WHAT IS REQUIRED | Look below. Copy each line that has "last" in it.
++++ EXERCISE MATERIAL ++++
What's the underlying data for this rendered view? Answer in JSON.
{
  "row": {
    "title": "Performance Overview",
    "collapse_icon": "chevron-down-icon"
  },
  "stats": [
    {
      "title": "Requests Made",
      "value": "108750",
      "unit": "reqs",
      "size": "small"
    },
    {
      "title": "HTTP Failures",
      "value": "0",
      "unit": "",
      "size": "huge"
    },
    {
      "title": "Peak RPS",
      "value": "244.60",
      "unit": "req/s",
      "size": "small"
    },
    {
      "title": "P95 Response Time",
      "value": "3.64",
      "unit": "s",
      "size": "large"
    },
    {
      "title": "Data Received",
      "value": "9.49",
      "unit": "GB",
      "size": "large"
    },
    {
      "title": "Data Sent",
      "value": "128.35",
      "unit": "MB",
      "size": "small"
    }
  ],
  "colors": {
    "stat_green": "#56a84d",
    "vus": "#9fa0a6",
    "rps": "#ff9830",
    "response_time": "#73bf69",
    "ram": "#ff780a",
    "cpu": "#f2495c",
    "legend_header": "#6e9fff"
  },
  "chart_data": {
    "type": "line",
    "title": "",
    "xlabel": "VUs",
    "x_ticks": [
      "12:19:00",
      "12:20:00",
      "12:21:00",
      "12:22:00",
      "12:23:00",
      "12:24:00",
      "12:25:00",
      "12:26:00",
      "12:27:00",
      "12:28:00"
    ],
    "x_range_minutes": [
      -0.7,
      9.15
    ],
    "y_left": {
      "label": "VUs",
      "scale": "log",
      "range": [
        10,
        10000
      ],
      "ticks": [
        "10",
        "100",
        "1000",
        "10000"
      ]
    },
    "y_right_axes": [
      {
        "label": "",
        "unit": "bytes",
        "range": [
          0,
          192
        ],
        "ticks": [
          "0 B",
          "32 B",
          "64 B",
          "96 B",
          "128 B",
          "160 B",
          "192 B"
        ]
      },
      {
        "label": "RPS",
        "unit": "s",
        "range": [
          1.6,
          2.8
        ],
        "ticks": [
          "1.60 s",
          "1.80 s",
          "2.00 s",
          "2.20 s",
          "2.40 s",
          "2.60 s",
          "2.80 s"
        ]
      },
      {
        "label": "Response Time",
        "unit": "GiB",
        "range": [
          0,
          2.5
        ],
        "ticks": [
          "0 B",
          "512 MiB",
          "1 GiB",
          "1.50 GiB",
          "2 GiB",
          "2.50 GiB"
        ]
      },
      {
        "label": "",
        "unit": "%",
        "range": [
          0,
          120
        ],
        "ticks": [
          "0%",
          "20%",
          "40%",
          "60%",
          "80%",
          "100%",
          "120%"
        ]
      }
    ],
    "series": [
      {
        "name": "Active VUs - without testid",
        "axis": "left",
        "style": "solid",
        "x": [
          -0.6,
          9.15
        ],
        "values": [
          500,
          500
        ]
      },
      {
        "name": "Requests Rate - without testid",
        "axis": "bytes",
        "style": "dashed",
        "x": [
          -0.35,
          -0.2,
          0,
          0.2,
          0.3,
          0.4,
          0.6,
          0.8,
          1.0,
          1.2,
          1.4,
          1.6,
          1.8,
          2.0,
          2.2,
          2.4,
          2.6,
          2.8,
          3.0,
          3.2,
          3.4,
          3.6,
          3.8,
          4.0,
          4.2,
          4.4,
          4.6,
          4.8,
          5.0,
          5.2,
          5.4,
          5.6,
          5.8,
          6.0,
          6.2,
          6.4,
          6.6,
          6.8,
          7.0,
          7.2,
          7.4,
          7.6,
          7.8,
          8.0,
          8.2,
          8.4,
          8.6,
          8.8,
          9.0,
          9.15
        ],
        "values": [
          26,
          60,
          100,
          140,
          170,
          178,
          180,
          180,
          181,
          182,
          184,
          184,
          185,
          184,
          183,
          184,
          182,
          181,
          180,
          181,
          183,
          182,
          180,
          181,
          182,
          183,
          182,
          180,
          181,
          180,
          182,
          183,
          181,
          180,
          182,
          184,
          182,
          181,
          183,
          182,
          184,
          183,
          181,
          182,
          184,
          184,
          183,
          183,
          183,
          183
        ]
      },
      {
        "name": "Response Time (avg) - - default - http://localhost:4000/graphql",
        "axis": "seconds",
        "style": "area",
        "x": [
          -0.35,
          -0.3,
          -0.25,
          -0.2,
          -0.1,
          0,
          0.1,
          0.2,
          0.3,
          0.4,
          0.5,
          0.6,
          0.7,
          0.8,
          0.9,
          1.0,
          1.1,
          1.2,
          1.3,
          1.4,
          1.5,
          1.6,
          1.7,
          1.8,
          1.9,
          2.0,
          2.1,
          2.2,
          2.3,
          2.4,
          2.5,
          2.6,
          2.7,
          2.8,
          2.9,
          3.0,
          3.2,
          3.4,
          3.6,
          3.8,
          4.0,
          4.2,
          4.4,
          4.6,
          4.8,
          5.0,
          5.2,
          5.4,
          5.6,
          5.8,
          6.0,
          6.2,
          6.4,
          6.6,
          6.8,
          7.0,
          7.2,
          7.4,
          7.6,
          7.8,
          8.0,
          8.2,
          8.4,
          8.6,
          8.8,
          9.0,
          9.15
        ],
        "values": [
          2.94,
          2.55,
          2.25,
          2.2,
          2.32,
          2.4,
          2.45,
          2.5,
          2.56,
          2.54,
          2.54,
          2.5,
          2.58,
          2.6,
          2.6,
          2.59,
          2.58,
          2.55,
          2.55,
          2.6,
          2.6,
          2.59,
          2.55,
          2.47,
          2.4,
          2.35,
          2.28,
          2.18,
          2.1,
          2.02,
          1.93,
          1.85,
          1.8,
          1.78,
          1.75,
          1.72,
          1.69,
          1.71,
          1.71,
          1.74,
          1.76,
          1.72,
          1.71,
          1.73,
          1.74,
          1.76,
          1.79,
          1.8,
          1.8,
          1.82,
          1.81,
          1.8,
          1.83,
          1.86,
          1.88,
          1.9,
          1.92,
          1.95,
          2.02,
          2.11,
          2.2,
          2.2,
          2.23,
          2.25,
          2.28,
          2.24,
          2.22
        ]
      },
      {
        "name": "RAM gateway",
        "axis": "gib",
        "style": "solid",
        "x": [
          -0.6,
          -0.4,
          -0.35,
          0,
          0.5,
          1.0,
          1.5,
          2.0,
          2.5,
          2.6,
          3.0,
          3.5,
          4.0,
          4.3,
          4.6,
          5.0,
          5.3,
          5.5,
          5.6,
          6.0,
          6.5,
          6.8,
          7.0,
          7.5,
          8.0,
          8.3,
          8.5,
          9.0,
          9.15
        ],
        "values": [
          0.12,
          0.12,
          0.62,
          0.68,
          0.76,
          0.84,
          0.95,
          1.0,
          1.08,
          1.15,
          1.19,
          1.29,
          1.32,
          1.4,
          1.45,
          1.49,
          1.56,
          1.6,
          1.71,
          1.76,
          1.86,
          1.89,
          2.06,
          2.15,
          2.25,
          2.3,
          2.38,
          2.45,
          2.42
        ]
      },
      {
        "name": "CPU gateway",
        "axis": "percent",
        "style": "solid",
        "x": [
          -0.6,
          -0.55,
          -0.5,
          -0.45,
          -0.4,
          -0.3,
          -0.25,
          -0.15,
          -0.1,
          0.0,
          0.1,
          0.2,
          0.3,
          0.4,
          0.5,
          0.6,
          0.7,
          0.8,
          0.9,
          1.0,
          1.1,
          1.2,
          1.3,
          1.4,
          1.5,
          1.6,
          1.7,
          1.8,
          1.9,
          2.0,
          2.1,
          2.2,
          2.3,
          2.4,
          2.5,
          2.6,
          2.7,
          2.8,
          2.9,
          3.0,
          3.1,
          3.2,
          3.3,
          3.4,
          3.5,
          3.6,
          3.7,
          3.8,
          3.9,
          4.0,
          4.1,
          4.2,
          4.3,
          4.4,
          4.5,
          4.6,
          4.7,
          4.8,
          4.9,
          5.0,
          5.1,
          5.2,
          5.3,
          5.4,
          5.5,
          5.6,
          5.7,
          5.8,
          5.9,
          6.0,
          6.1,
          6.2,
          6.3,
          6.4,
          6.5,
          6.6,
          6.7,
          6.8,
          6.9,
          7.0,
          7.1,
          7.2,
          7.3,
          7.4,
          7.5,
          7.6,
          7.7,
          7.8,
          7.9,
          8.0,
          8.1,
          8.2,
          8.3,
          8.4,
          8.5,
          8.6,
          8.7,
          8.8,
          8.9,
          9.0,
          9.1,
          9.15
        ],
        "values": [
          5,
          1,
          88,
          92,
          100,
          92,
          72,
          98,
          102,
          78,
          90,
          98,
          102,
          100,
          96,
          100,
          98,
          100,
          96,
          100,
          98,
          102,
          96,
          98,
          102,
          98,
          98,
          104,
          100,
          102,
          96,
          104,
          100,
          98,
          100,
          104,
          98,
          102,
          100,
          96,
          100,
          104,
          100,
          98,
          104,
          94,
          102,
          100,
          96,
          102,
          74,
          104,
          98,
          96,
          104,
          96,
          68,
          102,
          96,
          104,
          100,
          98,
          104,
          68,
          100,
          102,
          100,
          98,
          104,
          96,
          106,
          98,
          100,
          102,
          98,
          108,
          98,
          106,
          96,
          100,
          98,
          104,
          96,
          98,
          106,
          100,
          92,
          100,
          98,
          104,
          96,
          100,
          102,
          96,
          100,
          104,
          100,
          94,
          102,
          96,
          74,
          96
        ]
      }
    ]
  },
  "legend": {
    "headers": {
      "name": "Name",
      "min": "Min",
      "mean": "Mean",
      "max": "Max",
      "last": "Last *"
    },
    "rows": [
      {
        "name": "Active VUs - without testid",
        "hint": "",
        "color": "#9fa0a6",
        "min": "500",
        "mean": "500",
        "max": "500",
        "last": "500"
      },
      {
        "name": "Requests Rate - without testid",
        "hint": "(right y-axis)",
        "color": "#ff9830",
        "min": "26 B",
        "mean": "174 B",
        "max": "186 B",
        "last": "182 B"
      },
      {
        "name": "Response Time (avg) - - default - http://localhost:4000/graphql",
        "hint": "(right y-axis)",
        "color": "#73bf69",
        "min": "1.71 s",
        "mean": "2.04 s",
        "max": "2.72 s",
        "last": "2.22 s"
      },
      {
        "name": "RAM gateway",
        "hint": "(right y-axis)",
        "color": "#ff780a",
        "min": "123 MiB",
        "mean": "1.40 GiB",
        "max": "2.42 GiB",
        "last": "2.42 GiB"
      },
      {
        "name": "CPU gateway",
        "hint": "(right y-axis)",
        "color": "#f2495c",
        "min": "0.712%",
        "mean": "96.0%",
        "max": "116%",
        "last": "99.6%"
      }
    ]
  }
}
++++
RESPONSE |
      "last": "Last *"
        "last": "500"
        "last": "182 B"
        "last": "2.22 s"
        "last": "2.42 GiB"
        "last": "99.6%"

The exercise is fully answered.